One more comparison, a combat-related parallel drawn to Assassin’s Creed, drew the ire of the Assassin’s Creed II Combat Team Lead, Charles Randall:
[The demo], on the other hand, has a ridiculously simple system that’s going to get pretty stale pretty fast, and doesn’t even have close to the complexity of AC (which, BTW, pales in comparison to what AC2 has).
Last things last: As mentioned in our earlier post, the PC version of the game was unfortunately delayed so that Rocksteady could better implement PhysX. While the demo does contain these enhancements, Nabeel felt the touch-ups to the environments did not quite justify stalling the launch. Just to be certain; for maximum effects, you will need GeForce 260-level card (or an entirely PhysX-dedicated 9800), otherwise the game performance takes a large hit.
Added details include fog, papers strewn across the floor and banners across the ceiling that react in believable, cloth-like fashion, with more breakable elements in the environment like pillars and floor tiles. It helps to provide a feeling of feedback as you interact with the world; With the functionality turned off, the world remains considerably more static and untarnishable.
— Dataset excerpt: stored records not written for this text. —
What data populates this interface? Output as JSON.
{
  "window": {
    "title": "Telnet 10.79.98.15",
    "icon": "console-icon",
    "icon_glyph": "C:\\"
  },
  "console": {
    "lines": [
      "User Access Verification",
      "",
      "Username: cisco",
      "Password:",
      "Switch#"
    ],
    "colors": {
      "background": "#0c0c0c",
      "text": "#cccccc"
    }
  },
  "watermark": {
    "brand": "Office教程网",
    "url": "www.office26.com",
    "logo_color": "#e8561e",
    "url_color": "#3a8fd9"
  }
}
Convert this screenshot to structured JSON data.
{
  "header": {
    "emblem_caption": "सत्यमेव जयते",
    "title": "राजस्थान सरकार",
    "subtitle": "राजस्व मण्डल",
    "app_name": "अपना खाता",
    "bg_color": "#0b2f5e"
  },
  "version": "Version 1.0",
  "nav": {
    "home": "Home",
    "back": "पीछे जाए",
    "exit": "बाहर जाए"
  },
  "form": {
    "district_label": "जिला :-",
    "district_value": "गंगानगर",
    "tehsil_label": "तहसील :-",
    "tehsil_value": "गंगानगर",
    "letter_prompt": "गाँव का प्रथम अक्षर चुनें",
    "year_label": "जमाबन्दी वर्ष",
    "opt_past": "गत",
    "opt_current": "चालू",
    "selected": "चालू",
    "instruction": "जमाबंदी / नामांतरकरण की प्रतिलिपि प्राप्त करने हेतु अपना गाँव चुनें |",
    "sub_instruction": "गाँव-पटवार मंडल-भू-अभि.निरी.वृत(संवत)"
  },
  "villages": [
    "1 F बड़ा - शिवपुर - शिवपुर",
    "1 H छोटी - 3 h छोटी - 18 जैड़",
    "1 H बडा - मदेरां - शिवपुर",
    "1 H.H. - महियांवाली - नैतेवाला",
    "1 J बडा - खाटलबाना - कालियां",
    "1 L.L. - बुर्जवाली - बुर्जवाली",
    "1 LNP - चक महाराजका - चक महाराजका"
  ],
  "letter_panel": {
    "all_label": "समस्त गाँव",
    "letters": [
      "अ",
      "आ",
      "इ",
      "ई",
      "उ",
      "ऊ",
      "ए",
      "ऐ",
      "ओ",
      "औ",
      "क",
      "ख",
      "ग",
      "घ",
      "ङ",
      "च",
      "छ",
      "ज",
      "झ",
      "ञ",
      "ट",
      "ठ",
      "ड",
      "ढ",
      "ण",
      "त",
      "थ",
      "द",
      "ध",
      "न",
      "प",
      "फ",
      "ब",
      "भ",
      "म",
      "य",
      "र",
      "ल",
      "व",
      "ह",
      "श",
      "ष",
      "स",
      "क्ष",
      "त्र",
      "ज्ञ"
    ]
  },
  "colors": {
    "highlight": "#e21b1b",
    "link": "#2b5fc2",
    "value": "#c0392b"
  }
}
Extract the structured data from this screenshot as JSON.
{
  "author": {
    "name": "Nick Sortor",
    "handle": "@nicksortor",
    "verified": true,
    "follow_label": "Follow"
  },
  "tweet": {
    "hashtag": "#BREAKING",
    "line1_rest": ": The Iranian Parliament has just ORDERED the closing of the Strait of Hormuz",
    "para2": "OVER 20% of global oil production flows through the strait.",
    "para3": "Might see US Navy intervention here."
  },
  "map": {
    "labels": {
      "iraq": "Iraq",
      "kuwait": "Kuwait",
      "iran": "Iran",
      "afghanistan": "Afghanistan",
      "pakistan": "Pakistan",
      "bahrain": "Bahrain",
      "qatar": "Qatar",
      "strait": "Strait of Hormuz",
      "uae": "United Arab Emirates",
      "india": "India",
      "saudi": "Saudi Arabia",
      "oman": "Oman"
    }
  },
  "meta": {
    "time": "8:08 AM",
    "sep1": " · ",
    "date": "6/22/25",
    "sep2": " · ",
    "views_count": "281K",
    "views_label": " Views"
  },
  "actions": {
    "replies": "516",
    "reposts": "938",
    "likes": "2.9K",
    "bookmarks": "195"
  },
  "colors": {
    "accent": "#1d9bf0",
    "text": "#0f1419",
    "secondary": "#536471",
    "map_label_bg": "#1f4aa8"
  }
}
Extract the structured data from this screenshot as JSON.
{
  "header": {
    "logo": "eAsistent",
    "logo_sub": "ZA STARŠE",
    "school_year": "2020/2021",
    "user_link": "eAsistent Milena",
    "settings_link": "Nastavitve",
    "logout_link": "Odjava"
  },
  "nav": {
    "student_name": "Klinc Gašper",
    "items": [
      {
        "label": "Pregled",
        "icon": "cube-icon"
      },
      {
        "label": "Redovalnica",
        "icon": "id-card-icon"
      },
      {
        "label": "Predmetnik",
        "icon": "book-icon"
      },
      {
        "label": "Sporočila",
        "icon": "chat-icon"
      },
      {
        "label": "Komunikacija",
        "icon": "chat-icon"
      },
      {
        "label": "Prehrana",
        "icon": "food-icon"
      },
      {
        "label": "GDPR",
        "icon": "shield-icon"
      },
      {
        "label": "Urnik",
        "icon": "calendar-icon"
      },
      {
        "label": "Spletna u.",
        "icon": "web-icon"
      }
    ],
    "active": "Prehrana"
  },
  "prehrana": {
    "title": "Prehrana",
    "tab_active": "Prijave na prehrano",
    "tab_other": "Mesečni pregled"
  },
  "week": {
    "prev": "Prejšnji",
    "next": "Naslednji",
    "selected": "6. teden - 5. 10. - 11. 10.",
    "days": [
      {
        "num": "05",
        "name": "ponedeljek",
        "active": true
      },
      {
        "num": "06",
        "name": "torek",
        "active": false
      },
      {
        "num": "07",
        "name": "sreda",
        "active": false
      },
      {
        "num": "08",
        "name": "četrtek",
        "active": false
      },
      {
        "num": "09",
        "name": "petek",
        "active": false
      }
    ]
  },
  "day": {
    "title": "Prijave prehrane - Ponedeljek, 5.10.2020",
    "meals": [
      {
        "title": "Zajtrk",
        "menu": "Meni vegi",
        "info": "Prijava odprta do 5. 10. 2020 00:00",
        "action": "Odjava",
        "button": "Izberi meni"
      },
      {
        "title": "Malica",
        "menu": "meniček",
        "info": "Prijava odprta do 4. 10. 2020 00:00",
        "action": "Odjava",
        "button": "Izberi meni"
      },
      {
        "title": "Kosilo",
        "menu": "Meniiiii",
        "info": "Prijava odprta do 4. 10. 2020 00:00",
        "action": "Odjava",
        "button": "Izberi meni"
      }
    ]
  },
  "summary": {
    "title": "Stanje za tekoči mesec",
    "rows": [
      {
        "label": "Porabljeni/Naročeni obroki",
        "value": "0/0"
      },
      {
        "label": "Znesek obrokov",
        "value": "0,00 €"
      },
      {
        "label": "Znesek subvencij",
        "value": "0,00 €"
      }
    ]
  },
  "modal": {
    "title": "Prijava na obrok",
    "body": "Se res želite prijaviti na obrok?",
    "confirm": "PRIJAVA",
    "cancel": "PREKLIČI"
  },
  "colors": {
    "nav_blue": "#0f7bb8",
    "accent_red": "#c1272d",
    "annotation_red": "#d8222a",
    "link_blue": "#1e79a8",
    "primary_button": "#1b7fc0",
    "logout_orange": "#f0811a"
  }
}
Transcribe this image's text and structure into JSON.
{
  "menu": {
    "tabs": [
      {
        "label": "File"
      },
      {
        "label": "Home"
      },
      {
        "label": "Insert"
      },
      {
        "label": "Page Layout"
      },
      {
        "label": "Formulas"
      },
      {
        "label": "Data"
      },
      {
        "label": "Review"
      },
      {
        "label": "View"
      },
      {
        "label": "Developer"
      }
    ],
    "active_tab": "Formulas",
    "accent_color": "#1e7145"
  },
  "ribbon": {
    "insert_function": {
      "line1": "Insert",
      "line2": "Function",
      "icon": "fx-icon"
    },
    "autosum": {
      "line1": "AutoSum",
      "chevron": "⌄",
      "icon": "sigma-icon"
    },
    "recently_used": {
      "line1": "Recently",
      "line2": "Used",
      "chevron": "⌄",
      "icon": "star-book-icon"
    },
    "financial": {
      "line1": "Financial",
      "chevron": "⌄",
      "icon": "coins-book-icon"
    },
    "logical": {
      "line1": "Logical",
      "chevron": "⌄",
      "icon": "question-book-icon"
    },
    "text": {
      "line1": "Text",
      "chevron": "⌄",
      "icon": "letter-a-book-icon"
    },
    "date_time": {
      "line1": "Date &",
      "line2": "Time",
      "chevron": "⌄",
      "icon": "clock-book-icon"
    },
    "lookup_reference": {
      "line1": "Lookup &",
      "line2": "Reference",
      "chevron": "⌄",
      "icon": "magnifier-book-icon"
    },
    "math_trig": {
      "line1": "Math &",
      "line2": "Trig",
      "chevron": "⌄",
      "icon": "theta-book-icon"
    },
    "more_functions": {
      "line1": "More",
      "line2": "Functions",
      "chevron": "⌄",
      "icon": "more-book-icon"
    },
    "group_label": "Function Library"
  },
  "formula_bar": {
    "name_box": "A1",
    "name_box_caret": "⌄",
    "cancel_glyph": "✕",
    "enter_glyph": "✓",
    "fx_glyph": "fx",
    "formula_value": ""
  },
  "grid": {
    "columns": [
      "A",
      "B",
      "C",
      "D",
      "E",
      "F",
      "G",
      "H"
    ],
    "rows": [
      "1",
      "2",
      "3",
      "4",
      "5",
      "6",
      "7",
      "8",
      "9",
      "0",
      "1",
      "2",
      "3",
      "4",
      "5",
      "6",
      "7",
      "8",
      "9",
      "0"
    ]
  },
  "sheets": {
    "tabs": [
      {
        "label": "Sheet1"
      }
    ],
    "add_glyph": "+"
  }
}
Arkham Asylum will be released for the PC on September 15th. The demo version is available now, and though much has already been said, here and elsewhere, many things nevertheless remain both unseen and undiscussed. With highly scored reviews already trickling in for the console versions, and with Eidos seemingly once again shocking the game media with questionable press tactics, Batman: Arkham Asylum is bound to be one of the most controversial titles this year.